(Information shown)

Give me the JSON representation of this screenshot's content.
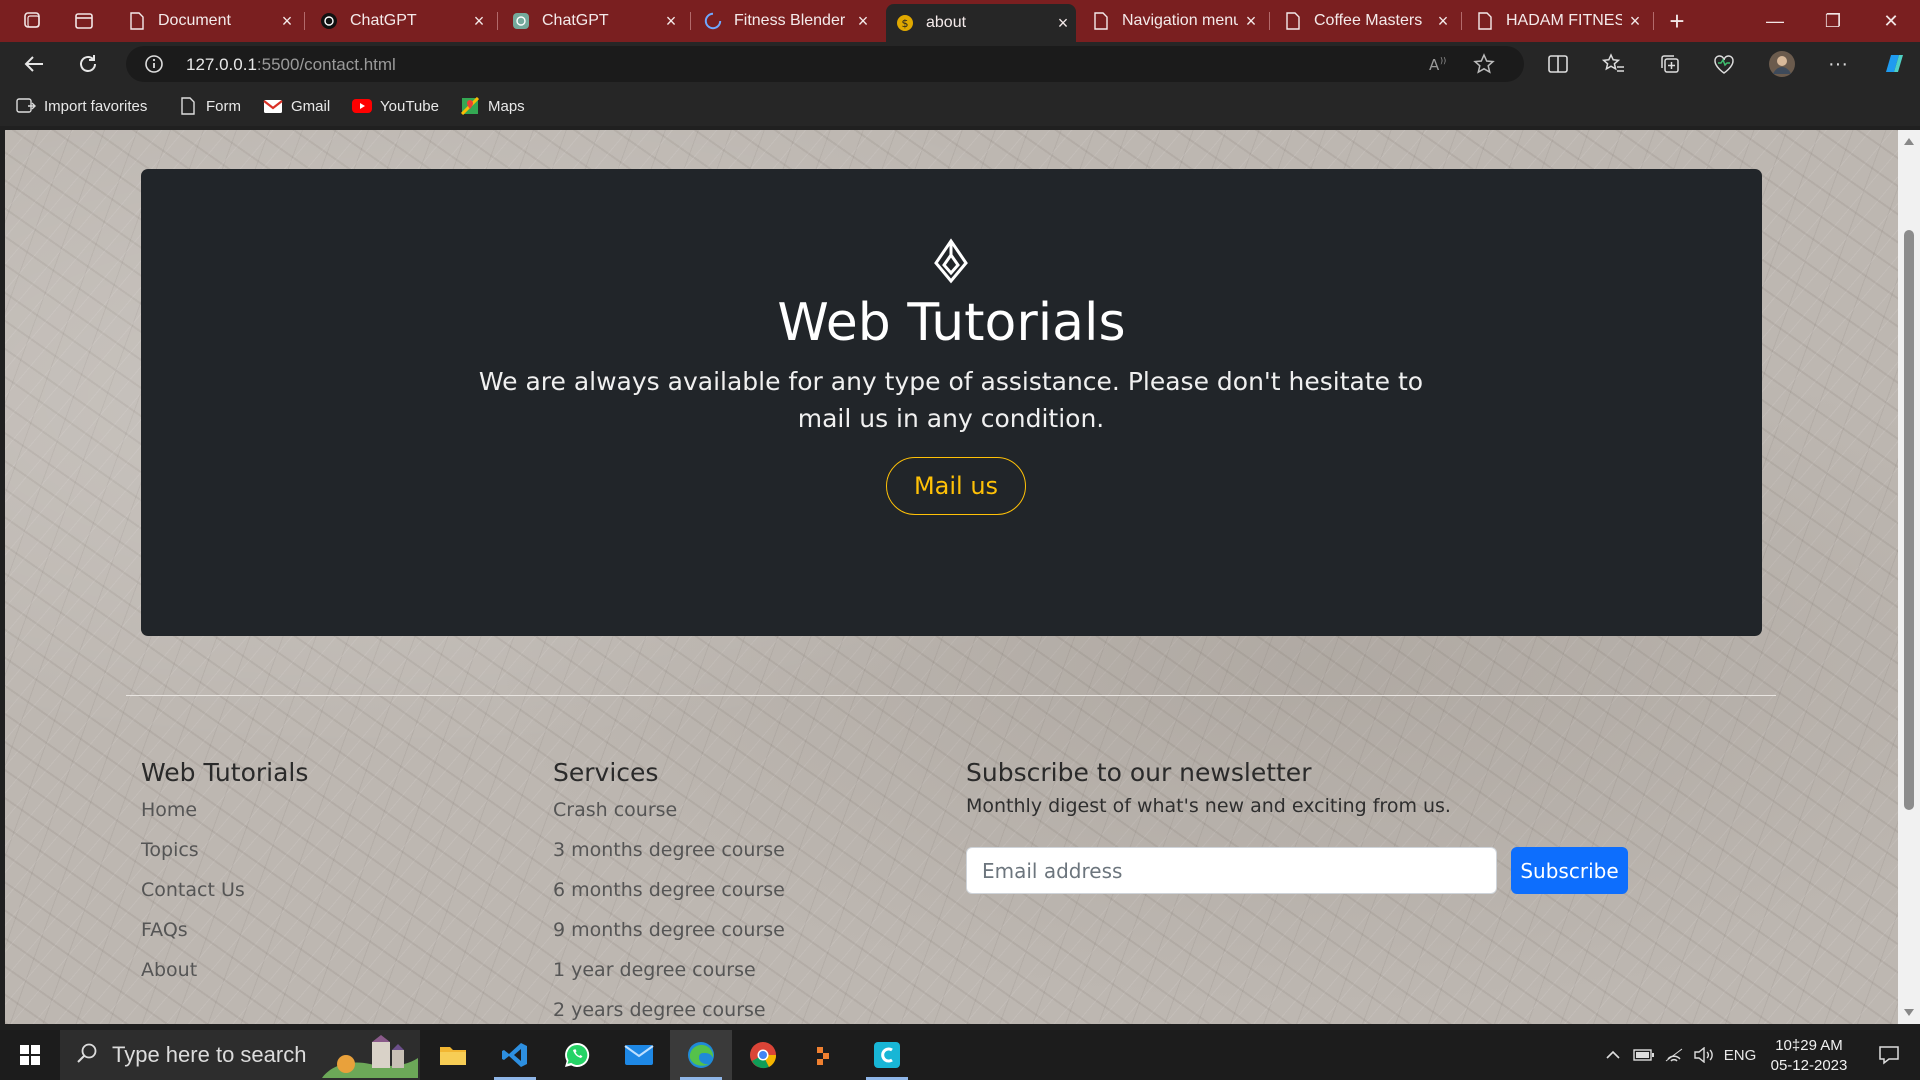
{
  "browser": {
    "tabs": [
      {
        "title": "Document",
        "icon": "page-icon"
      },
      {
        "title": "ChatGPT",
        "icon": "chatgpt-icon"
      },
      {
        "title": "ChatGPT",
        "icon": "chatgpt-icon"
      },
      {
        "title": "Fitness Blender",
        "icon": "loading-icon"
      },
      {
        "title": "about",
        "icon": "dollar-icon",
        "active": true
      },
      {
        "title": "Navigation menu",
        "icon": "page-icon"
      },
      {
        "title": "Coffee Masters",
        "icon": "page-icon"
      },
      {
        "title": "HADAM FITNESS",
        "icon": "page-icon"
      }
    ],
    "url": {
      "host": "127.0.0.1",
      "path": ":5500/contact.html"
    },
    "favorites": [
      {
        "label": "Import favorites",
        "icon": "import-icon"
      },
      {
        "label": "Form",
        "icon": "page-icon"
      },
      {
        "label": "Gmail",
        "icon": "gmail-icon"
      },
      {
        "label": "YouTube",
        "icon": "youtube-icon"
      },
      {
        "label": "Maps",
        "icon": "maps-icon"
      }
    ],
    "accent_color": "#7a1f20"
  },
  "page": {
    "hero": {
      "title": "Web Tutorials",
      "text": "We are always available for any type of assistance. Please don't hesitate to mail us in any condition.",
      "button": "Mail us",
      "button_color": "#ffc107"
    },
    "footer": {
      "col1": {
        "heading": "Web Tutorials",
        "links": [
          "Home",
          "Topics",
          "Contact Us",
          "FAQs",
          "About"
        ]
      },
      "col2": {
        "heading": "Services",
        "links": [
          "Crash course",
          "3 months degree course",
          "6 months degree course",
          "9 months degree course",
          "1 year degree course",
          "2 years degree course"
        ]
      },
      "newsletter": {
        "heading": "Subscribe to our newsletter",
        "description": "Monthly digest of what's new and exciting from us.",
        "email_placeholder": "Email address",
        "button": "Subscribe",
        "button_color": "#0d6efd"
      }
    }
  },
  "taskbar": {
    "search_placeholder": "Type here to search",
    "apps": [
      "file-explorer-icon",
      "vscode-icon",
      "whatsapp-icon",
      "mail-icon",
      "edge-icon",
      "chrome-icon",
      "app-icon",
      "canva-icon"
    ],
    "language": "ENG",
    "time": "10‡29 AM",
    "date": "05-12-2023"
  }
}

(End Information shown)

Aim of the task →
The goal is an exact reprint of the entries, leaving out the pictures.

Task solution →
Give me the JSON representation of this screenshot's content.
{
  "browser": {
    "tabs": [
      {
        "title": "Document",
        "icon": "page-icon"
      },
      {
        "title": "ChatGPT",
        "icon": "chatgpt-icon"
      },
      {
        "title": "ChatGPT",
        "icon": "chatgpt-icon"
      },
      {
        "title": "Fitness Blender",
        "icon": "loading-icon"
      },
      {
        "title": "about",
        "icon": "dollar-icon",
        "active": true
      },
      {
        "title": "Navigation menu",
        "icon": "page-icon"
      },
      {
        "title": "Coffee Masters",
        "icon": "page-icon"
      },
      {
        "title": "HADAM FITNESS",
        "icon": "page-icon"
      }
    ],
    "url": {
      "host": "127.0.0.1",
      "path": ":5500/contact.html"
    },
    "favorites": [
      {
        "label": "Import favorites",
        "icon": "import-icon"
      },
      {
        "label": "Form",
        "icon": "page-icon"
      },
      {
        "label": "Gmail",
        "icon": "gmail-icon"
      },
      {
        "label": "YouTube",
        "icon": "youtube-icon"
      },
      {
        "label": "Maps",
        "icon": "maps-icon"
      }
    ],
    "accent_color": "#7a1f20"
  },
  "page": {
    "hero": {
      "title": "Web Tutorials",
      "text": "We are always available for any type of assistance. Please don't hesitate to mail us in any condition.",
      "button": "Mail us",
      "button_color": "#ffc107"
    },
    "footer": {
      "col1": {
        "heading": "Web Tutorials",
        "links": [
          "Home",
          "Topics",
          "Contact Us",
          "FAQs",
          "About"
        ]
      },
      "col2": {
        "heading": "Services",
        "links": [
          "Crash course",
          "3 months degree course",
          "6 months degree course",
          "9 months degree course",
          "1 year degree course",
          "2 years degree course"
        ]
      },
      "newsletter": {
        "heading": "Subscribe to our newsletter",
        "description": "Monthly digest of what's new and exciting from us.",
        "email_placeholder": "Email address",
        "button": "Subscribe",
        "button_color": "#0d6efd"
      }
    }
  },
  "taskbar": {
    "search_placeholder": "Type here to search",
    "apps": [
      "file-explorer-icon",
      "vscode-icon",
      "whatsapp-icon",
      "mail-icon",
      "edge-icon",
      "chrome-icon",
      "app-icon",
      "canva-icon"
    ],
    "language": "ENG",
    "time": "10‡29 AM",
    "date": "05-12-2023"
  }
}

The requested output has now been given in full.